DATA FOR THE TASK -
********************
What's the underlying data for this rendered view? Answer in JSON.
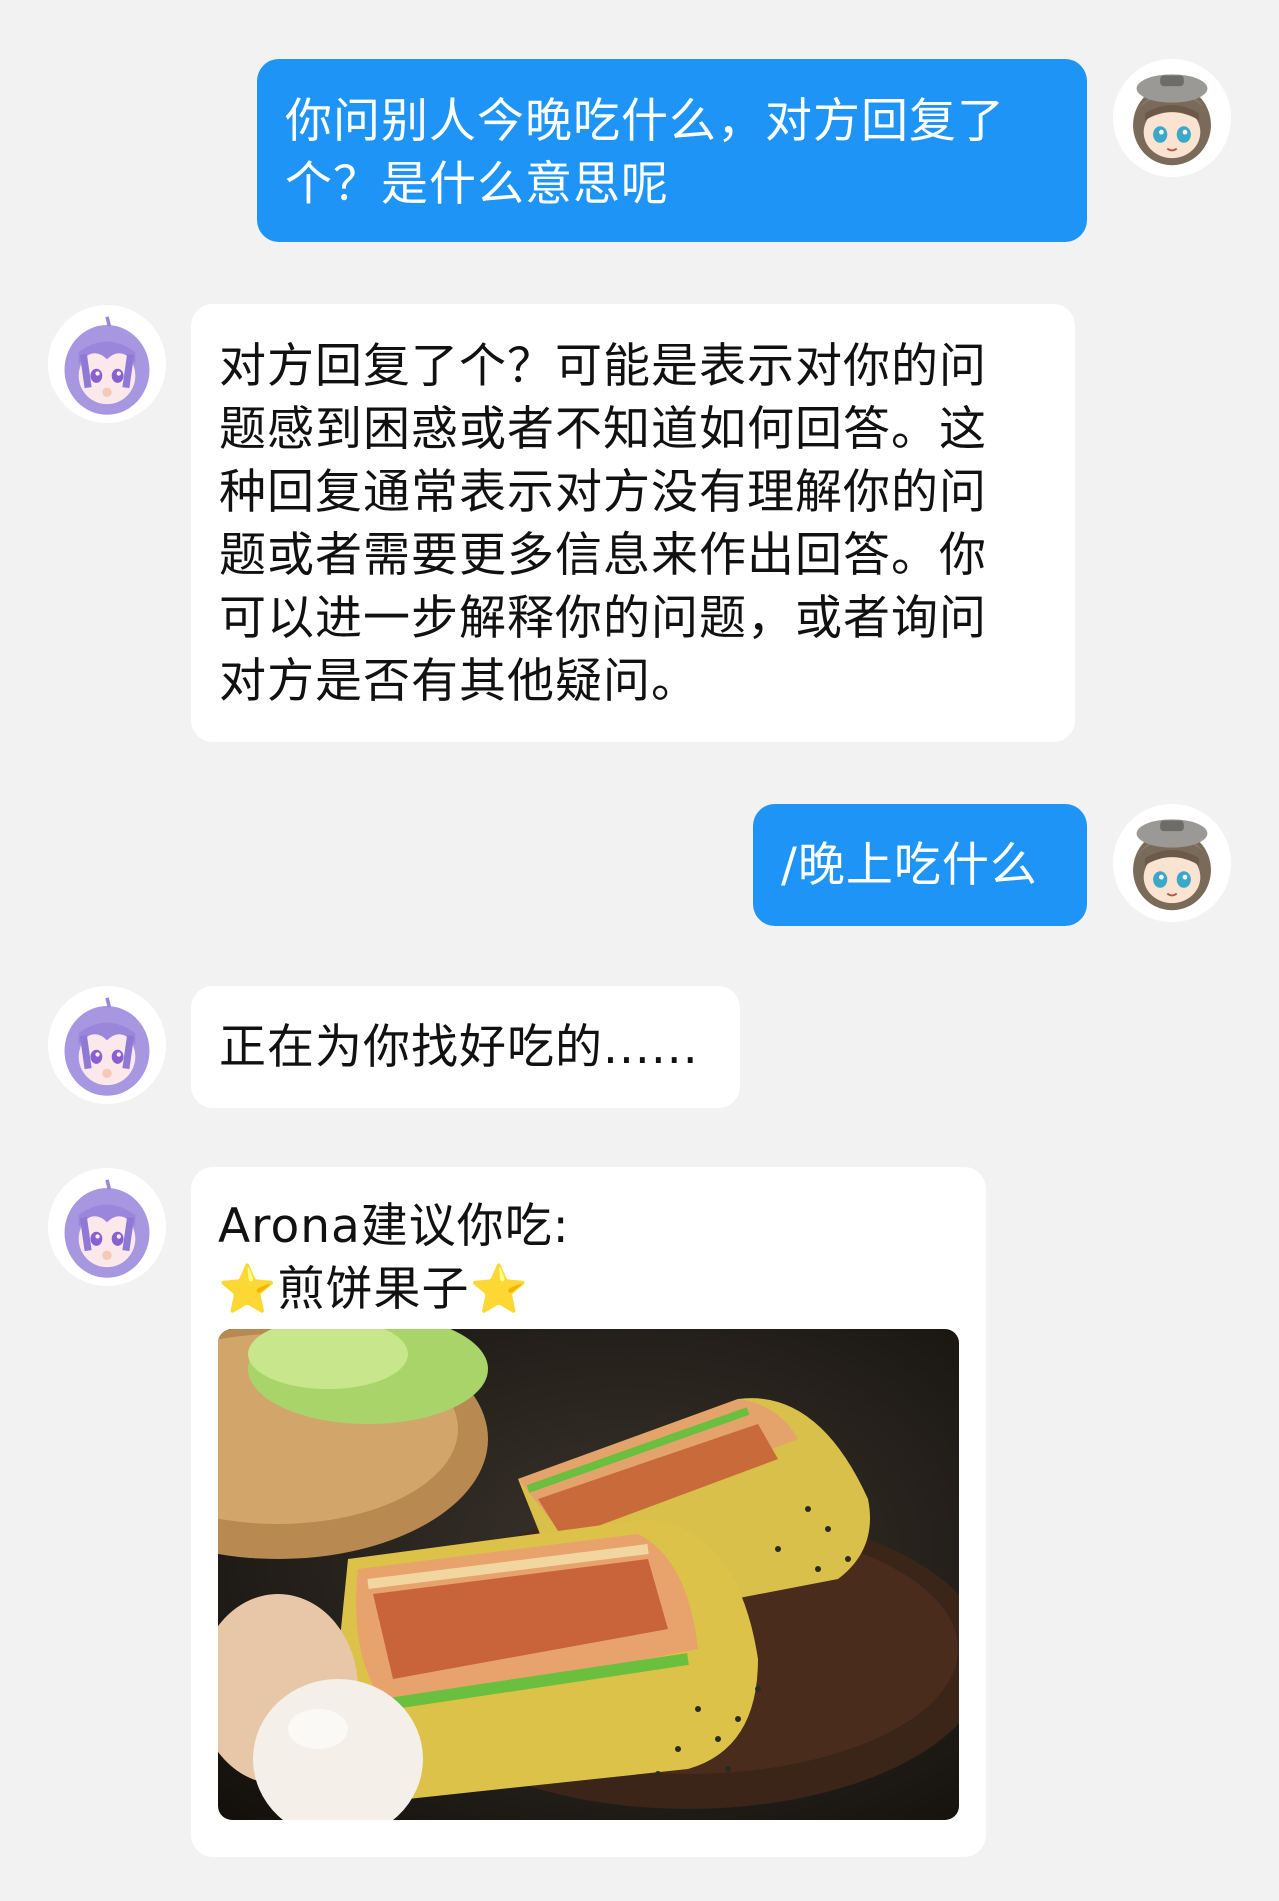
{
  "messages": [
    {
      "sender": "user",
      "lines": [
        "你问别人今晚吃什么，对方回复了",
        "个？是什么意思呢"
      ]
    },
    {
      "sender": "bot",
      "lines": [
        "对方回复了个？可能是表示对你的问",
        "题感到困惑或者不知道如何回答。这",
        "种回复通常表示对方没有理解你的问",
        "题或者需要更多信息来作出回答。你",
        "可以进一步解释你的问题，或者询问",
        "对方是否有其他疑问。"
      ]
    },
    {
      "sender": "user",
      "lines": [
        "/晚上吃什么"
      ]
    },
    {
      "sender": "bot",
      "lines": [
        "正在为你找好吃的......"
      ]
    },
    {
      "sender": "bot",
      "lines": [
        "Arona建议你吃:"
      ],
      "star_left": "⭐",
      "dish": "煎饼果子",
      "star_right": "⭐",
      "image": "jianbing-guozi-photo"
    }
  ],
  "colors": {
    "background": "#f2f2f2",
    "user_bubble": "#1e94f6",
    "bot_bubble": "#ffffff"
  }
}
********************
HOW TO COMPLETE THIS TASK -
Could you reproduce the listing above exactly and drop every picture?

EXERCISE RESPONSE -
What's the underlying data for this rendered view? Answer in JSON.
{
  "messages": [
    {
      "sender": "user",
      "lines": [
        "你问别人今晚吃什么，对方回复了",
        "个？是什么意思呢"
      ]
    },
    {
      "sender": "bot",
      "lines": [
        "对方回复了个？可能是表示对你的问",
        "题感到困惑或者不知道如何回答。这",
        "种回复通常表示对方没有理解你的问",
        "题或者需要更多信息来作出回答。你",
        "可以进一步解释你的问题，或者询问",
        "对方是否有其他疑问。"
      ]
    },
    {
      "sender": "user",
      "lines": [
        "/晚上吃什么"
      ]
    },
    {
      "sender": "bot",
      "lines": [
        "正在为你找好吃的......"
      ]
    },
    {
      "sender": "bot",
      "lines": [
        "Arona建议你吃:"
      ],
      "star_left": "⭐",
      "dish": "煎饼果子",
      "star_right": "⭐",
      "image": "jianbing-guozi-photo"
    }
  ],
  "colors": {
    "background": "#f2f2f2",
    "user_bubble": "#1e94f6",
    "bot_bubble": "#ffffff"
  }
}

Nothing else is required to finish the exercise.